After asking about the person’s specific symptoms, a doctor may perform a physical exam and suggest imaging tests to help confirm the diagnosis.


Bursitis refers to the inflammation of a bursa. These lubricating sacs allow the rotator cuff tendons to glide freely when a person moves their arm. However, too much friction in the shoulder from repetitive movements or trauma may cause irritation and result in bursitis.

Similar to other rotator cuff injuries, a doctor will typically perform a physical exam and use imaging tests to help diagnose bursitis of the shoulder.

The symptoms of rotator cuff injury vary depending on the individual and the injury they have sustained. Some common symptoms of injury may include:

  • pain or swelling in the shoulder
  • difficulty moving the arm
  • a clicking or popping sound when moving the arm
  • weakness in the shoulder

Treatment options may also vary depending on the type and severity of the rotator cuff injury. As part of treatment and recovery, a doctor may recommend:

  • taking over-the-counter nonsteroidal anti-inflammatory drugs or pain medications to minimize swelling and discomfort
  • applying cloth-wrapped ice packs to the affected area
  • resting and avoiding activities that may irritate the shoulder
  • sleeping on the unaffected side or on the back
  • taking warm baths or showers to help relax the muscles

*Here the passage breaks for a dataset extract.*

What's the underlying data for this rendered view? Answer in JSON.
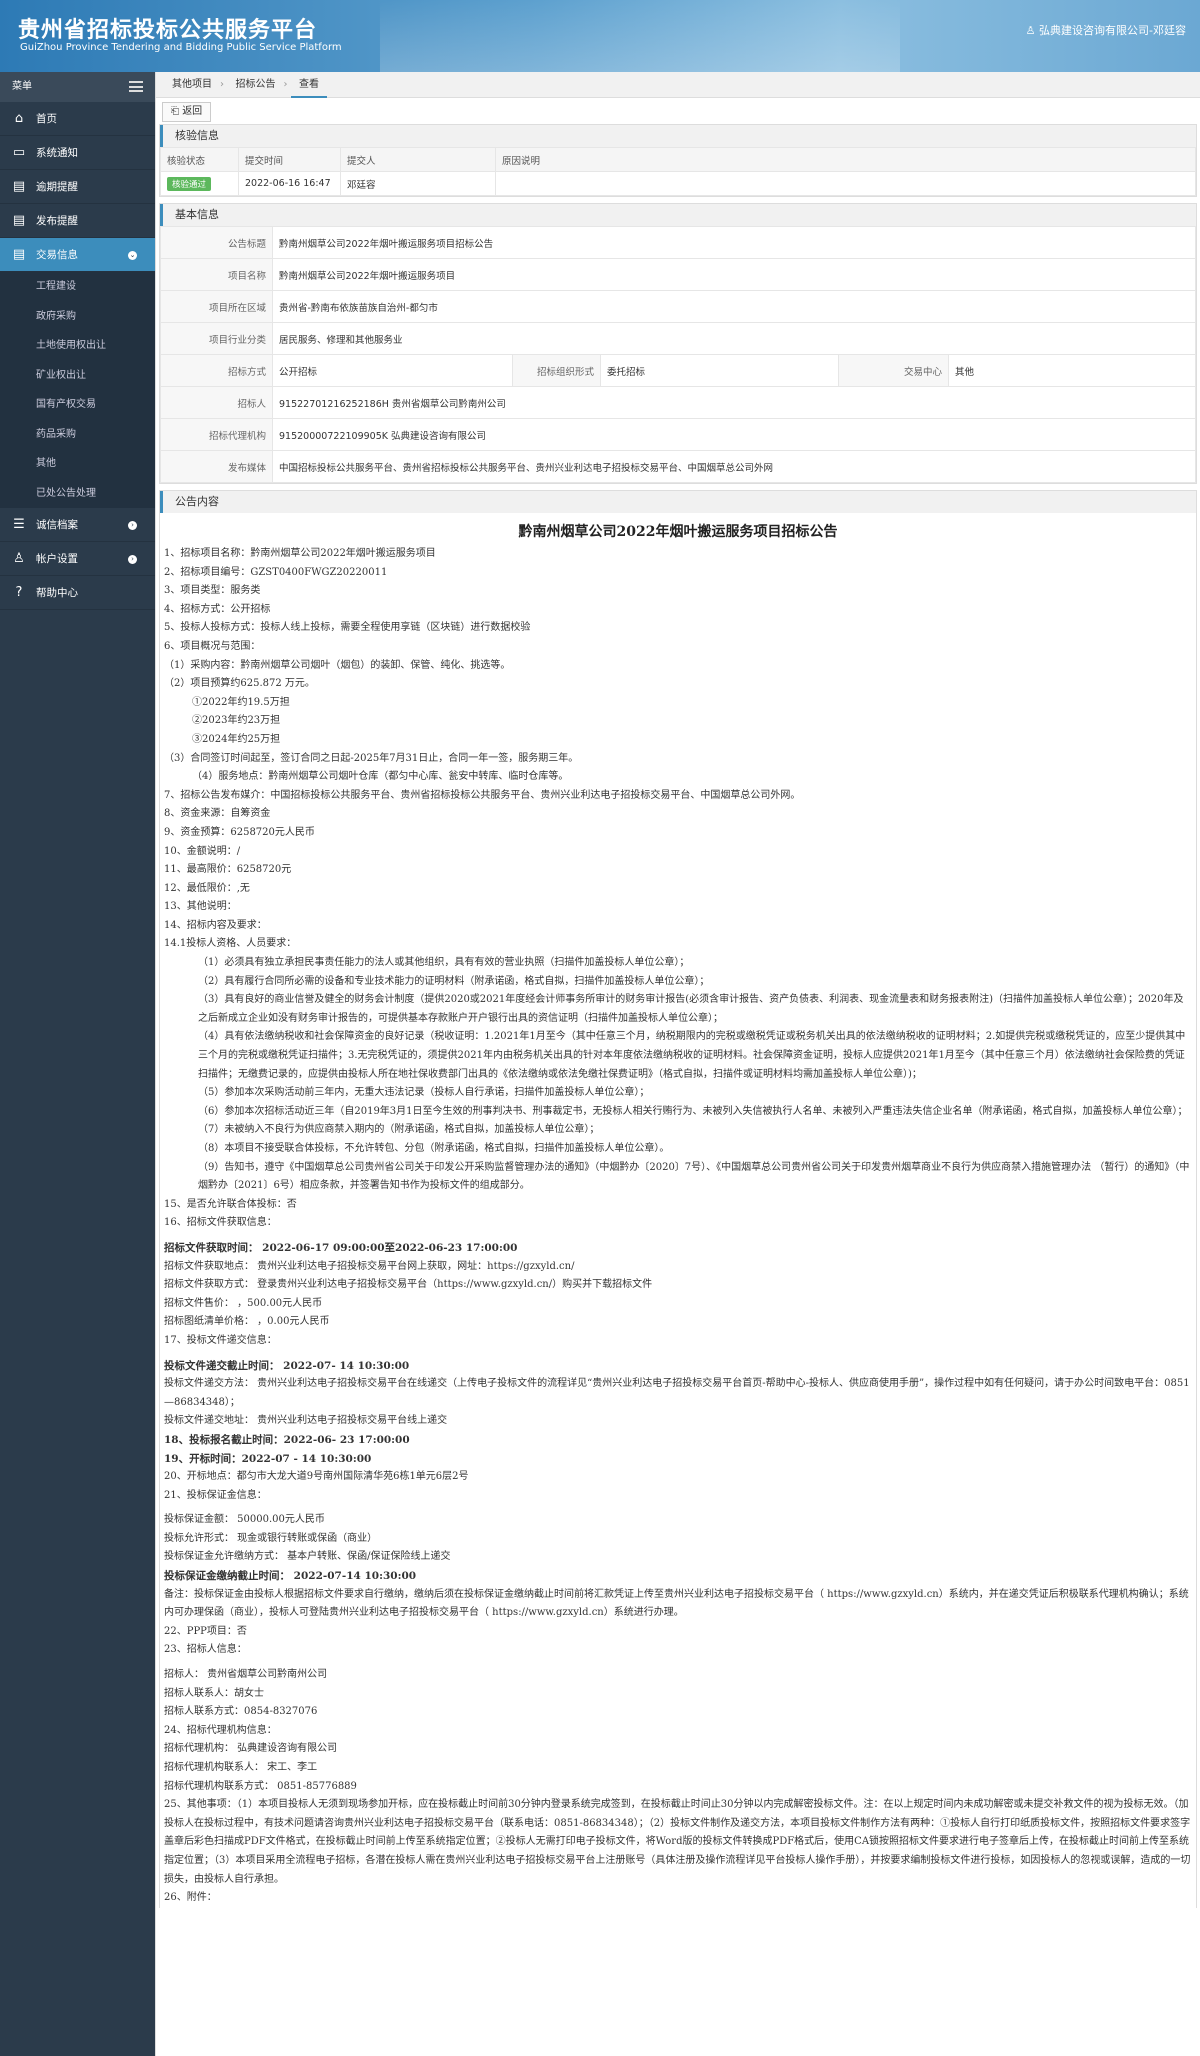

In some cases, when a person can comfortably use their shoulder, a doctor may suggest using rehabilitation exercises to aid healing. These exercises and stretches may also help prevent future injuries. A doctor may also refer a person to a physical therapist or specialist for other treatment options.

In more severe cases, for which nonsurgical options will likely prove ineffective, a doctor may suggest surgery.

Anyone experiencing chronic shoulder pain should consider contacting a doctor or orthopedic surgeon. These professionals can evaluate the shoulder, determine the cause of pain, and suggest treatment options to relieve symptoms and aid recovery.

The rotator cuff is a group of four muscles that control arm movement and shoulder rotation. As the shoulder joint is very mobile, and people use it frequently for both sport and work, injuries to the rotator cuff are fairly common.

Anyone who experiences severe or persistent pain in their shoulder should consult a doctor to get a diagnosis. The treatment typically involves resting, avoiding strenuous activities, and performing gentle stretches.